App and web page records:
____________________

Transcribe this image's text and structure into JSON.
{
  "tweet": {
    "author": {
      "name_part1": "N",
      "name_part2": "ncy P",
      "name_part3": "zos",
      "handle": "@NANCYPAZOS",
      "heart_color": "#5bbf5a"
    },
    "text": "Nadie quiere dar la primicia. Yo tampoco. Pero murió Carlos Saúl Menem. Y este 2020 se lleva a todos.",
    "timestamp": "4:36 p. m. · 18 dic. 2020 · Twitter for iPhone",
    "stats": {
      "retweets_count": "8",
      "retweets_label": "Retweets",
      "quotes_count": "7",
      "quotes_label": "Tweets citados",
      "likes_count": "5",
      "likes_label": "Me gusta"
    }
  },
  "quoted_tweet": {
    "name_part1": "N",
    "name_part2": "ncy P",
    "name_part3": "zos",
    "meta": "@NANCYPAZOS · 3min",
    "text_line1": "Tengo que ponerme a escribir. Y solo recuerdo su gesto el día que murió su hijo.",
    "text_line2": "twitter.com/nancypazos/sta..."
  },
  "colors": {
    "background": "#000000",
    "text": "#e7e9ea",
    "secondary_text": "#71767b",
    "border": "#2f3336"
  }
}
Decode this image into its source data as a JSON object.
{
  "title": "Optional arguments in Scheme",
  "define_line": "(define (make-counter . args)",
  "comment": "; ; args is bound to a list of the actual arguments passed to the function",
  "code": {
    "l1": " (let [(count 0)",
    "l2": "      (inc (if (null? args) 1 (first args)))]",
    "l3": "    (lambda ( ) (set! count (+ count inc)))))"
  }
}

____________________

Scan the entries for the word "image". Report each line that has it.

Transcribe this image's text and structure into JSON.
Decode this image into its source data as a JSON object.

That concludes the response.